PROBLEM STATEMENT →
Reproduce the whole listing below without its pictures, exactly as written.
━━━━━━━━━━━━━━━━━━━━
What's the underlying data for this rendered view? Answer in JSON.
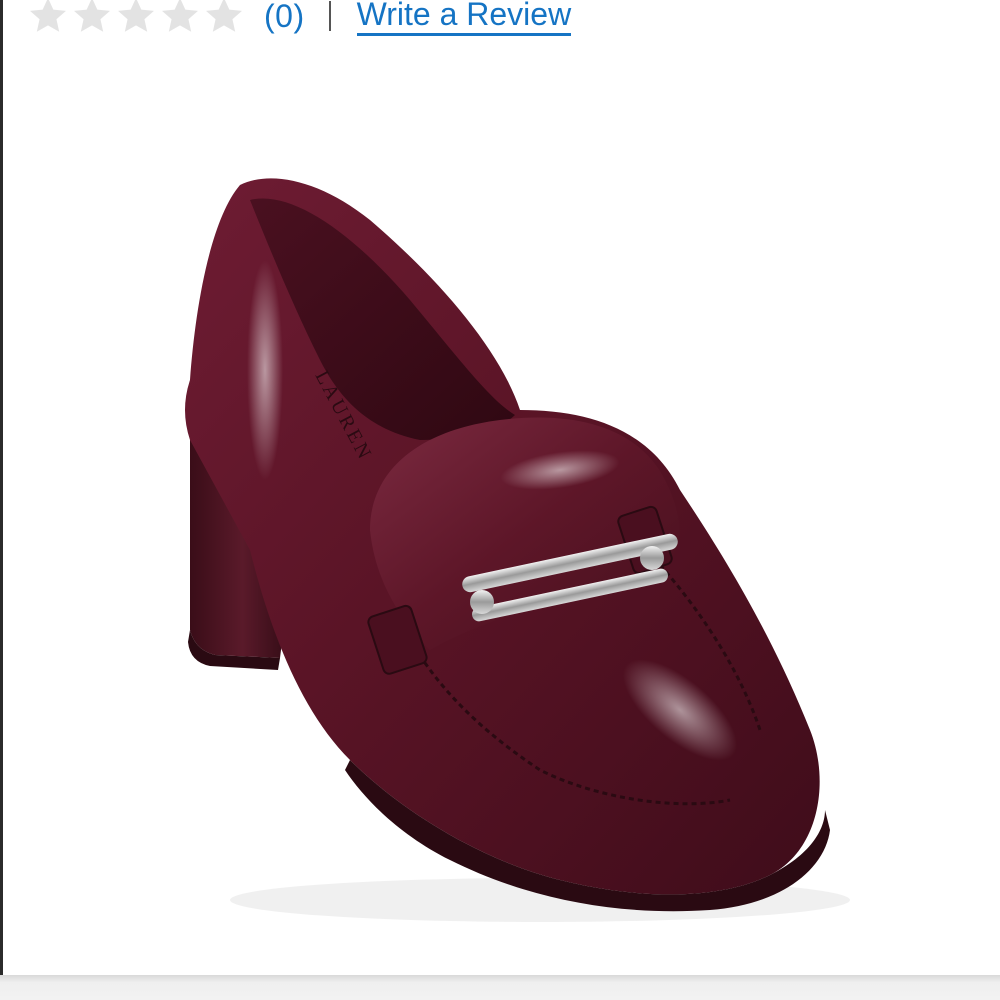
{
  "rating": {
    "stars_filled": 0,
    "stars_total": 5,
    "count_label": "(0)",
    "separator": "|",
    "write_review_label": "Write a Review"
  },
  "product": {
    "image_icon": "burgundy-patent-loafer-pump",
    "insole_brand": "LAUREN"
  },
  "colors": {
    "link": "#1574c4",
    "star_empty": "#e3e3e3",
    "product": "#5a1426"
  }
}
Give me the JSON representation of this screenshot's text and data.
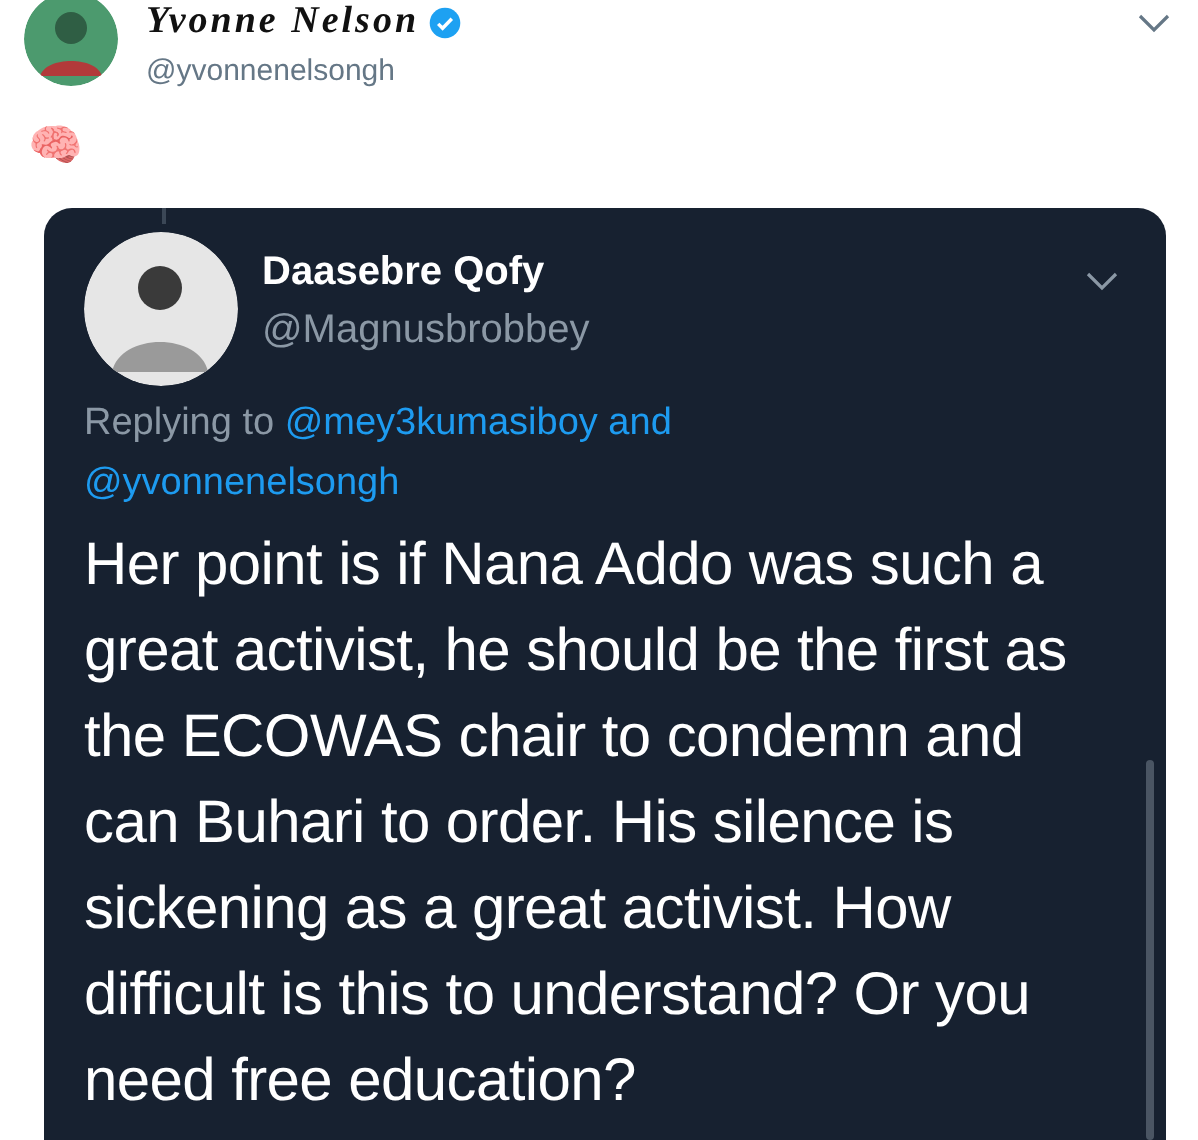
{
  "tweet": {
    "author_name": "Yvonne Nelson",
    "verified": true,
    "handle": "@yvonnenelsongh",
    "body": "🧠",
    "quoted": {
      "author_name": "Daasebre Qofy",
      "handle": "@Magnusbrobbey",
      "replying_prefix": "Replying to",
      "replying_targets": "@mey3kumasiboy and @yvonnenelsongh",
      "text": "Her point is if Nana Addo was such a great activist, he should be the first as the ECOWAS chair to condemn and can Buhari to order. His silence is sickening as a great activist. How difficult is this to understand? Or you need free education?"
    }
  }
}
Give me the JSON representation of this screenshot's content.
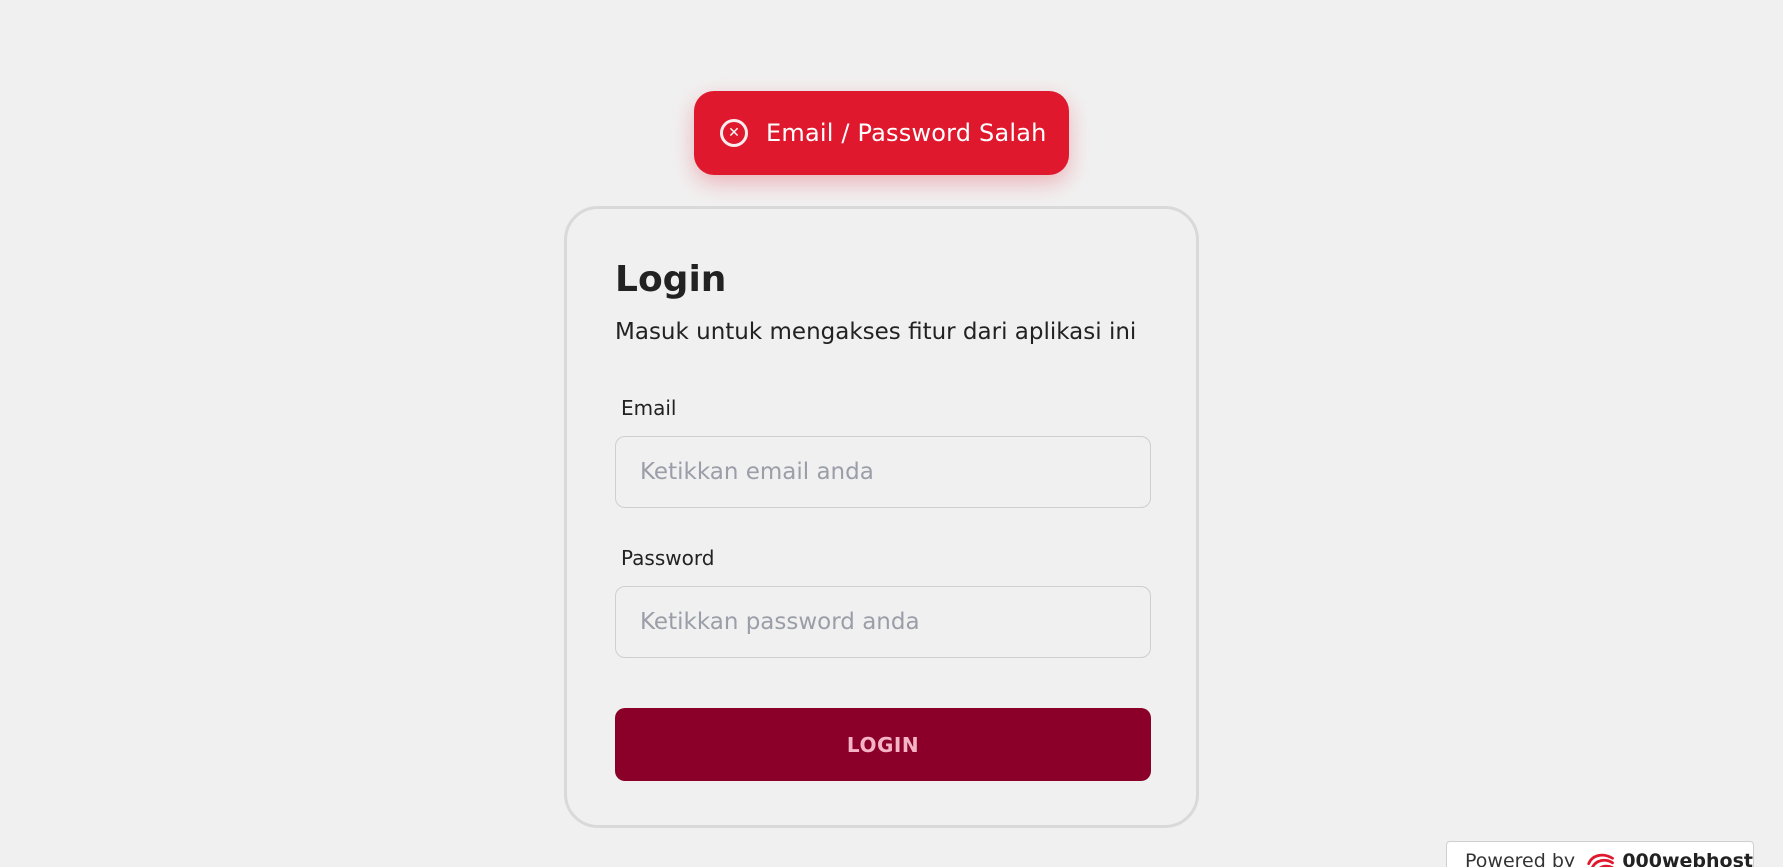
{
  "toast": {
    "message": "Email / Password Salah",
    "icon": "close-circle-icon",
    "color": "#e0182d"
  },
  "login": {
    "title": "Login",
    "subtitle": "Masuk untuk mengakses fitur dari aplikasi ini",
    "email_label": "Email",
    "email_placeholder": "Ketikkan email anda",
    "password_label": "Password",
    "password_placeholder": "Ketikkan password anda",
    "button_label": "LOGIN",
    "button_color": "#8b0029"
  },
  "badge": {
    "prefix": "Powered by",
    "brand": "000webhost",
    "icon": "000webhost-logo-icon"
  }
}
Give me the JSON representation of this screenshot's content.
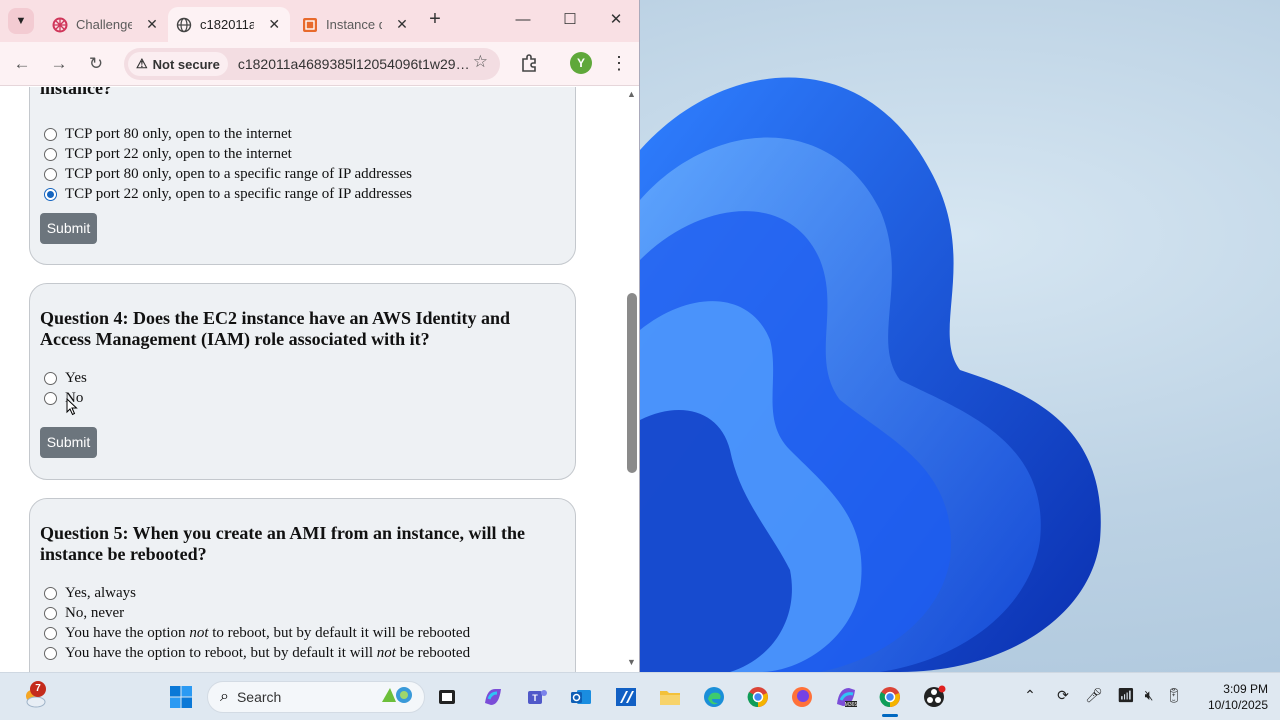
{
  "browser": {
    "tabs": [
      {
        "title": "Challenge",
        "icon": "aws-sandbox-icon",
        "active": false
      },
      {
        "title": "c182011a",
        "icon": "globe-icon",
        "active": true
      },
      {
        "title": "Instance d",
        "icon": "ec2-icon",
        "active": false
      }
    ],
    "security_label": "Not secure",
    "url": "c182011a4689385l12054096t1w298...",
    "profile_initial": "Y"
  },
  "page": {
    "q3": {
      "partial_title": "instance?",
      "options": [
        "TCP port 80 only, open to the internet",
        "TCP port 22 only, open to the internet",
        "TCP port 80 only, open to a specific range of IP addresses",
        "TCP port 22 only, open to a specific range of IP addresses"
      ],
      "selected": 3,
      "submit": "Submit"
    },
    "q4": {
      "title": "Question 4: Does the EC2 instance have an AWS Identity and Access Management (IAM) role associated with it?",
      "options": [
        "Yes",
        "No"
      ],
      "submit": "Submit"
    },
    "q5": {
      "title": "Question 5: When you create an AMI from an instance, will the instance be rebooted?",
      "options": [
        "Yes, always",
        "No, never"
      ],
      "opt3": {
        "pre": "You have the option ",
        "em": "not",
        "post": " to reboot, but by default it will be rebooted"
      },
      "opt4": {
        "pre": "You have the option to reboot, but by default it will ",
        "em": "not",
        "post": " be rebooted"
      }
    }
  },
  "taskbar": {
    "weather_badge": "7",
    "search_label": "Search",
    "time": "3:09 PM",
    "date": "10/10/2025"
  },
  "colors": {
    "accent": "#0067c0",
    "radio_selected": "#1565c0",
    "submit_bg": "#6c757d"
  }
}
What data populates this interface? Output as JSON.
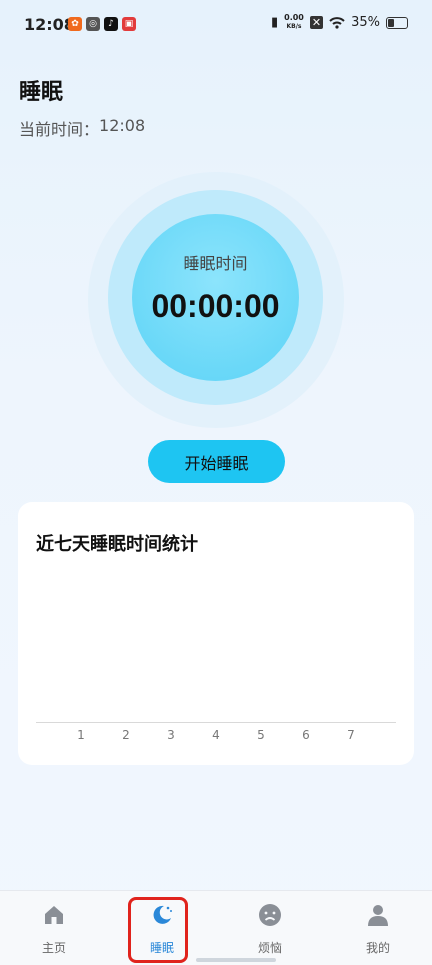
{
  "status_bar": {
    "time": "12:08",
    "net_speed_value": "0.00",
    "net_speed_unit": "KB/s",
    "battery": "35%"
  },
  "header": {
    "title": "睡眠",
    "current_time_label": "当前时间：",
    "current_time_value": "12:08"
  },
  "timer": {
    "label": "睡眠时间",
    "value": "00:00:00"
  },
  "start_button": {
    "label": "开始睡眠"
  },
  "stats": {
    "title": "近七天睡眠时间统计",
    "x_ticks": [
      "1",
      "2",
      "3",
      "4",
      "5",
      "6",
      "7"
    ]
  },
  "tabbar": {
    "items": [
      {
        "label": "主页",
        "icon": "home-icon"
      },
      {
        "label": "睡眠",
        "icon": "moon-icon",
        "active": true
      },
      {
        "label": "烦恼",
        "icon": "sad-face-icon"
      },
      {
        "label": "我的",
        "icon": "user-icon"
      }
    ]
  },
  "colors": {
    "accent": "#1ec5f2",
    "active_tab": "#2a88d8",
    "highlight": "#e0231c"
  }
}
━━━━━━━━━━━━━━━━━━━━
ANSWER BOX →
What's the underlying data for this rendered view? Answer in JSON.
{
  "rating": {
    "stars_filled": 0,
    "stars_total": 5,
    "count_label": "(0)",
    "separator": "|",
    "write_review_label": "Write a Review"
  },
  "product": {
    "image_icon": "burgundy-patent-loafer-pump",
    "insole_brand": "LAUREN"
  },
  "colors": {
    "link": "#1574c4",
    "star_empty": "#e3e3e3",
    "product": "#5a1426"
  }
}
Give me the JSON representation of this screenshot's text and data.
{
  "tweet": {
    "author_name": "Yvonne Nelson",
    "verified": true,
    "handle": "@yvonnenelsongh",
    "body": "🧠",
    "quoted": {
      "author_name": "Daasebre Qofy",
      "handle": "@Magnusbrobbey",
      "replying_prefix": "Replying to",
      "replying_targets": "@mey3kumasiboy and @yvonnenelsongh",
      "text": "Her point is if Nana Addo was such a great activist, he should be the first as the ECOWAS chair to condemn and can Buhari to order. His silence is sickening as a great activist. How difficult is this to understand? Or you need free education?"
    }
  }
}
Give me the JSON representation of this screenshot's content.
{
  "toast": {
    "message": "Email / Password Salah",
    "icon": "close-circle-icon",
    "color": "#e0182d"
  },
  "login": {
    "title": "Login",
    "subtitle": "Masuk untuk mengakses fitur dari aplikasi ini",
    "email_label": "Email",
    "email_placeholder": "Ketikkan email anda",
    "password_label": "Password",
    "password_placeholder": "Ketikkan password anda",
    "button_label": "LOGIN",
    "button_color": "#8b0029"
  },
  "badge": {
    "prefix": "Powered by",
    "brand": "000webhost",
    "icon": "000webhost-logo-icon"
  }
}
Give me the JSON representation of this screenshot's content.
{
  "browser": {
    "tabs": [
      {
        "title": "Challenge",
        "icon": "aws-sandbox-icon",
        "active": false
      },
      {
        "title": "c182011a",
        "icon": "globe-icon",
        "active": true
      },
      {
        "title": "Instance d",
        "icon": "ec2-icon",
        "active": false
      }
    ],
    "security_label": "Not secure",
    "url": "c182011a4689385l12054096t1w298...",
    "profile_initial": "Y"
  },
  "page": {
    "q3": {
      "partial_title": "instance?",
      "options": [
        "TCP port 80 only, open to the internet",
        "TCP port 22 only, open to the internet",
        "TCP port 80 only, open to a specific range of IP addresses",
        "TCP port 22 only, open to a specific range of IP addresses"
      ],
      "selected": 3,
      "submit": "Submit"
    },
    "q4": {
      "title": "Question 4: Does the EC2 instance have an AWS Identity and Access Management (IAM) role associated with it?",
      "options": [
        "Yes",
        "No"
      ],
      "submit": "Submit"
    },
    "q5": {
      "title": "Question 5: When you create an AMI from an instance, will the instance be rebooted?",
      "options": [
        "Yes, always",
        "No, never"
      ],
      "opt3": {
        "pre": "You have the option ",
        "em": "not",
        "post": " to reboot, but by default it will be rebooted"
      },
      "opt4": {
        "pre": "You have the option to reboot, but by default it will ",
        "em": "not",
        "post": " be rebooted"
      }
    }
  },
  "taskbar": {
    "weather_badge": "7",
    "search_label": "Search",
    "time": "3:09 PM",
    "date": "10/10/2025"
  },
  "colors": {
    "accent": "#0067c0",
    "radio_selected": "#1565c0",
    "submit_bg": "#6c757d"
  }
}
What data populates this interface? Output as JSON.
{
  "status_bar": {
    "time": "12:08",
    "net_speed_value": "0.00",
    "net_speed_unit": "KB/s",
    "battery": "35%"
  },
  "header": {
    "title": "睡眠",
    "current_time_label": "当前时间：",
    "current_time_value": "12:08"
  },
  "timer": {
    "label": "睡眠时间",
    "value": "00:00:00"
  },
  "start_button": {
    "label": "开始睡眠"
  },
  "stats": {
    "title": "近七天睡眠时间统计",
    "x_ticks": [
      "1",
      "2",
      "3",
      "4",
      "5",
      "6",
      "7"
    ]
  },
  "tabbar": {
    "items": [
      {
        "label": "主页",
        "icon": "home-icon"
      },
      {
        "label": "睡眠",
        "icon": "moon-icon",
        "active": true
      },
      {
        "label": "烦恼",
        "icon": "sad-face-icon"
      },
      {
        "label": "我的",
        "icon": "user-icon"
      }
    ]
  },
  "colors": {
    "accent": "#1ec5f2",
    "active_tab": "#2a88d8",
    "highlight": "#e0231c"
  }
}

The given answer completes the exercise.